Additional information on pay and benefits practices in North Dakota can be found in Health Care Continuation (COBRA): North Dakota, Payment of Wages: North Dakota, Involuntary and Voluntary Pay Deductions: North Dakota and Does This Law Apply to My Organization in North Dakota? Federal requirements can be found in Health Care Continuation (COBRA): Federal, Payment of Wages: Federal and Involuntary and Voluntary Pay Deductions: Federal.

Time Off and Leaves of Absence

North Dakota has a few laws relating to required time off and leaves of absence for employees, which cover all employers. These laws include:

  • Jury duty leave;
  • Witness leave; and
  • Emergency responder leave.

Be aware that where there is overlap between federal, state and/or local law, complying with the law that offers the greatest rights or benefits to the employee will generally apply.

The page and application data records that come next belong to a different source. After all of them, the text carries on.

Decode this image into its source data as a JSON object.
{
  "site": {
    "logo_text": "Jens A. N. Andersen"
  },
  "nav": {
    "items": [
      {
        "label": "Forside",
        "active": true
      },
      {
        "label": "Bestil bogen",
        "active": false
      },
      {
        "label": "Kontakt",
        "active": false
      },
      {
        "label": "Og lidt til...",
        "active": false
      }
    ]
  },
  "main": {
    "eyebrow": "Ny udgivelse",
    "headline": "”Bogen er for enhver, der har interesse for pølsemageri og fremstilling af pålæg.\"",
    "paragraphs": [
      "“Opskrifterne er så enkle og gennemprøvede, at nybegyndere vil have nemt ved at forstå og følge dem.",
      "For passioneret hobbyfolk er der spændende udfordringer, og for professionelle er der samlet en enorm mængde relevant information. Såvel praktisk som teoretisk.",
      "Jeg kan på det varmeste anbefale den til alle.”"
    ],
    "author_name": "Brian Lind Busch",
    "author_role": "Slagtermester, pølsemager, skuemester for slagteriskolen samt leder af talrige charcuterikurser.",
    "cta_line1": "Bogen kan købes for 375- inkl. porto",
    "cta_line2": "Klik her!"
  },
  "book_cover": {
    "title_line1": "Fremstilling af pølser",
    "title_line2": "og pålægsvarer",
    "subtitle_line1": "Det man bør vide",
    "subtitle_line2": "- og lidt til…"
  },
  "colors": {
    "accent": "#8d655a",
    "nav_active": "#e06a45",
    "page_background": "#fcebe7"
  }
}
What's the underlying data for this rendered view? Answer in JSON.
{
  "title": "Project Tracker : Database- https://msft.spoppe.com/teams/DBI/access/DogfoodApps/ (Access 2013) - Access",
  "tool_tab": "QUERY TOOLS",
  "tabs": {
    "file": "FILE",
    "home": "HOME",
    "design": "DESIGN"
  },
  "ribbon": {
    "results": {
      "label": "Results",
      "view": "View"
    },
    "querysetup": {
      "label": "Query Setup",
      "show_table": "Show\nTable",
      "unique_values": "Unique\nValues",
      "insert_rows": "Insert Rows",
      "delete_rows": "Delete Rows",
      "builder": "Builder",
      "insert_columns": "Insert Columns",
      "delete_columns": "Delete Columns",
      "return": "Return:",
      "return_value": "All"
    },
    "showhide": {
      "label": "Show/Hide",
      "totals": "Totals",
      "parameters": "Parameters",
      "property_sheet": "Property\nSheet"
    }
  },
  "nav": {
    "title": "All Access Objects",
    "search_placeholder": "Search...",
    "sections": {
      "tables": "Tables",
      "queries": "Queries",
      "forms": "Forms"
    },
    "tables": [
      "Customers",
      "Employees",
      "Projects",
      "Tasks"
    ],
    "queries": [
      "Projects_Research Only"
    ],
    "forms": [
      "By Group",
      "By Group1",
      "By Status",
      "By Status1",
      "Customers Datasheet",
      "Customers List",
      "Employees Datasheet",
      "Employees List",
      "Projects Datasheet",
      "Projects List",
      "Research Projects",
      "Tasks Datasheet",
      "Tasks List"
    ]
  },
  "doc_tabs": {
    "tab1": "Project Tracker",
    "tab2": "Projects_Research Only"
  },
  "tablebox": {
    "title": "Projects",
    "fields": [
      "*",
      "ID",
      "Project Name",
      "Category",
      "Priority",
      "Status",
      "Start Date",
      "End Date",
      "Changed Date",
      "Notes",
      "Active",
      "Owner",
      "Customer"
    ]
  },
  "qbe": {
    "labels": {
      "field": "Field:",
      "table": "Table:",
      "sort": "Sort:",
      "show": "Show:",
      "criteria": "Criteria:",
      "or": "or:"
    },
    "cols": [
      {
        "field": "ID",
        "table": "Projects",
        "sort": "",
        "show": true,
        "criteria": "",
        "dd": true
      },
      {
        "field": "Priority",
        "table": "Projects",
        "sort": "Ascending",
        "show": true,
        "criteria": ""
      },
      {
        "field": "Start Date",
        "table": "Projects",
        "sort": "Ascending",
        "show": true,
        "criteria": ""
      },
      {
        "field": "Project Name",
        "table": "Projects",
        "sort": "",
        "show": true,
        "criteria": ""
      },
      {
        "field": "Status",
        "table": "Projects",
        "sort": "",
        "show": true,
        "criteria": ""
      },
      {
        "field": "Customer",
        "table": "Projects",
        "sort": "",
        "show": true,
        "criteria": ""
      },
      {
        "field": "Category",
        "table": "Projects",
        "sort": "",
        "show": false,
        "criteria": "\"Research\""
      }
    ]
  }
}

Additional information on time off and leaves of absence practices in North Dakota can be found in the North Dakota Employee Handbook Table of Contents, Jury Duty: North Dakota, Other Leaves: North Dakota, and Does This Law Apply to My Organization in North Dakota? Federal requirements can be found in Jury Duty: Federal and Other Leaves: Federal.

Health and Safety

Key North Dakota requirements impacting health and safety are:

Smoke-Free Workplace

North Dakota's prohibits smoking (including e-cigarettes) in all enclosed areas of places of employment. An employer must post appropriate signage.

Weapons in the Workplace

North Dakota employers may not:

  • Prohibit employees from keeping a legally owned firearm locked in a private vehicle in a company parking lot;
  • Inquire or search a vehicle with regards to the presence of a firearm;
  • Prohibit or prevent an employee from entering the parking lot or the employer's place of business because the employee's motor vehicle contains a legal firearm, which is being carried for lawful purpose and is kept of sight.

These prohibitions do not apply to motor vehicles owned, leased or rented by the employer.

Safe Driving Practices

In North Dakota, all drivers are prohibited from using a handheld wireless communication device to compose, read or send an electronic message while operating a motor vehicle.

Be aware that where there is overlap between federal, state and/or local law, complying with the law that offers the greatest rights or benefits to the employee will generally apply.

Additional information on health and safety practices in North Dakota can be found in the North Dakota Employee Handbook Table of Contents, HR and Workplace Safety: North Dakota, Employee Health: North Dakota, Workplace Security: North Dakota, North Dakota Workplace Labor and Employment Law Posters and Does This Law Apply to My Organization in North Dakota? Federal requirements can be found in HR and Workplace Safety (OSHA Compliance): Federal, Employee Health: Federal and Workplace Security: Federal.

Organizational Exit

Key North Dakota requirements impacting organizational exit are:

Final Pay

Upon termination (either voluntary or involuntary), North Dakota law provides that all wages are due to the employee by the next regular payday. Involuntarily terminated employees may be paid by certified mail at an address designated by the employee or as otherwise agreed.

References

North Dakota employers that truthfully discloses the date of employment, pay level, job description, duties and wage history about a current or former employee to a prospective employer is generally immune from civil liability for the disclosure and the consequences of disclosing the information.

An employer may lose immunity if the information disclosed was:

  • Knowingly false;
  • Disclosed with reckless disregard for the truth;
  • Deliberately misleading;
  • Rendered with malicious purpose; or
  • Protected by a nondisclosure agreement or was otherwise confidential.

Be aware that where there is overlap between federal, state and/or local law, complying with the law that offers the greatest rights or benefits to the employee will generally apply.

Additional information on organizational exit practices in North Dakota can be found in Payment of Wages: North Dakota, Employee Communications: North Dakota and Does This Law Apply to My Organization in North Dakota? Federal Requirements can be found in Payment of Wages: Federal and Employee Communications: Federal.